The words flow easily for Tyree Parker, as if he's been preaching them for decades. They come out quickly, emphatically, fervently, telling us his history of bad decisions, of walking away, of giving up hope.
Of how, while working in his brother's record store on Broadway, he thought his time as a football player and with it his chance to get a college degree, was behind him.
"I've been around the corner and back," Parker said.
How he came to be a 27-year-old starting safety on the Buffalo State football team is a long story.
Parker's problems started at Burgard High School. He said some Division I schools were interested in him after he graduated in 1994 but he had never taken his SATs or ACTs, so college was out of the question.
He hung around Buffalo for a year, then got a call from Alfred State, which was just starting its junior college team. He played there two years, won defensive MVP and earned his associate's degree in social science.
He verbally committed to Pittsburgh, but a coaching change brought in Walt Harris. Parker's commitment was not binding, and Harris showed no interest in him.
Charleston Southern did, and it offered him a full scholarship. He played there one year until being declared academically ineligible because he was missing three credits.

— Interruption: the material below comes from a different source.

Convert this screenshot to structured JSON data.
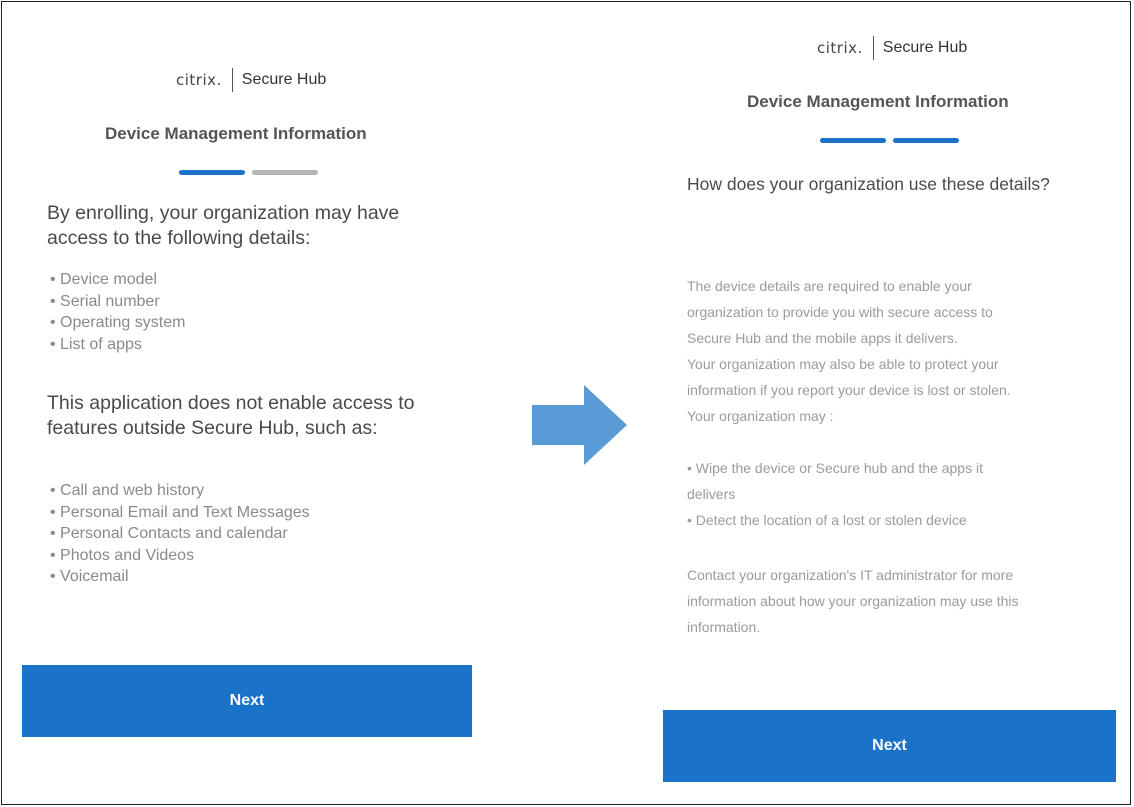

"I was so hung up on playing my senior year that it sidetracked me and I left school," Parker said. "I came back home because my family needed me. I have a daughter (Tyresha) who is now 8 years old. I had to give her my full attention because I was gone at school for four years.
"When I came home, I really didn't get back into school. I started working, trying to help take care of my family and stuff like that. I thought my football career was over."

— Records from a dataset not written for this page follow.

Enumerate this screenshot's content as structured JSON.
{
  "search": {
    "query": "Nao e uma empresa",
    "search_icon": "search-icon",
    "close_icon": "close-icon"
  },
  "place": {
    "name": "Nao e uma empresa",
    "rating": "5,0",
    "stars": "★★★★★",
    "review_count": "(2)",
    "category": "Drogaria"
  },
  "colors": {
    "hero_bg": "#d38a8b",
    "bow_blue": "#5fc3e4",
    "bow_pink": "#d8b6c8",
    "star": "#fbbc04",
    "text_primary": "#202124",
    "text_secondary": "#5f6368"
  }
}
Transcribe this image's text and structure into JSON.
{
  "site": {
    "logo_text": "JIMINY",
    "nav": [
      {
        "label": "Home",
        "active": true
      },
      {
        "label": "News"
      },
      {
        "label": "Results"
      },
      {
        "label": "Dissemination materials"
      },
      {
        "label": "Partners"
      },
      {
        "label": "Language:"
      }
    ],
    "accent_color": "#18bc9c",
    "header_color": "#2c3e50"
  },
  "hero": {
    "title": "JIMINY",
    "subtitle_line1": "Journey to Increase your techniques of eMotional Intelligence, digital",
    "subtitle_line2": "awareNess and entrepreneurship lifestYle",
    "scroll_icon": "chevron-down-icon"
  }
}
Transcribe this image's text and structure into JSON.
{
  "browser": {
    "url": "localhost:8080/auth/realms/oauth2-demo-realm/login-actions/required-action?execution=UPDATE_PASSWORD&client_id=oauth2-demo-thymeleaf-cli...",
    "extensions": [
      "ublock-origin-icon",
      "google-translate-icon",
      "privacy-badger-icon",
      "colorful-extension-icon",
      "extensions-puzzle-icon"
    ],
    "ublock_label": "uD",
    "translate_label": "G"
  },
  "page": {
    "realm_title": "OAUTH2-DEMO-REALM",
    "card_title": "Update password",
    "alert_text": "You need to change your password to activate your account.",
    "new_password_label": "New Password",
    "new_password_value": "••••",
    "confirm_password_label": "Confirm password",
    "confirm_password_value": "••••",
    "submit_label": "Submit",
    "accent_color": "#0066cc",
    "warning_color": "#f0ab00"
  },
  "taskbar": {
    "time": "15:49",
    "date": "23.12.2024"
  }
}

He worked for three years, keeping his hand in football by playing in church flag leagues, coaching Cheektowaga little league and working out at the Delevan-Grider Community Center. He might still be doing that if Buffalo State assistant coach Anthony Adams hadn't stepped in.
"It's my first year at Buff State and I was working on recruiting," Adams recalled of last winter. "My first intent was to get Bobby Ballard (a transfer from Union College) and then Bobby mentioned something about Tyree . . . so I went to go check on him."
"I told him I thought he was coming to ask me if I wanted to coach because I thought my eligibility had run out," Parker said.
Adams discovered Parker had one year of Division III eligibility left, and was so impressed with the work ethic Parker displayed at the community center he took him to head coach Bob Swank.
Swank did some checking of his own, calling an old friend who had coached Parker at Charleston Southern.
"He told me about Tyree's ability. He was a big hitter down there in Charleston," Swank said. "The funny thing is the coach and Tyree were at odds. Both are hard-headed guys who didn't see eye to eye, but he told me enough about Tyree as a player that I thought he was worth taking a shot on."
Parker worked to lose about 25 pounds and three years of rust so that he was ready when returning starter and first-team All-ECAC free safety Mike Potter sprained his ankle and an MCL.
"That opened the door," Swank said. "And Tyree hasn't looked back."
"I wanted to start," Parker said. "When I came here, I was hungrier than I ever was in my life because this is my last chance to prove myself - to prove to me, the coaches, my teammates, my family that I still got it."
He proved it by taking home ECAC Northwest Defensive Player of the Week honorable mention honors the second week of the season.
One of three senior transfers to Buffalo State this year, along with Ballard (McKinley) and Andrew O'Hara (Orchard Park), Swank believes their unique experience is important, particularly for a team that has struggled to find positives in a sea of losses.
"Their attitude is they just want to play football," Swank said. "They're very appreciative and glad to have the opportunity to play one more season. . . . After a few losses, some guys start to get their heads down. Tyree's answer is to shut up and play. Just play football. The rest will take care of itself. He's not ready to jump off a bridge because we lost."
Parker is just 30 hours from his bachelor's in business, he's confident the extra education will help land him a better job, so he can take better care of his daughter and his family.
And he wants to help some other gifted athlete avoid the winding road he's followed.
"I felt like I was reborn again because after three years, to get the opportunity to get back on that field and play again, it was a blessing from God," Parker said. "I feel like I've been through a lot of trials, tribulations and adversity. A lot of kids in this day and age grow up who have the same adversities, who come to the same brick walls. I feel as though I can show them how to get over it because I've been through that same path.
"I want to try and give back to the kids and make them better than I ever could be. Because I thought I was good, but I think I can make another child better because I know my flaws. I know what I didn't do right. I can teach them to stay on that path."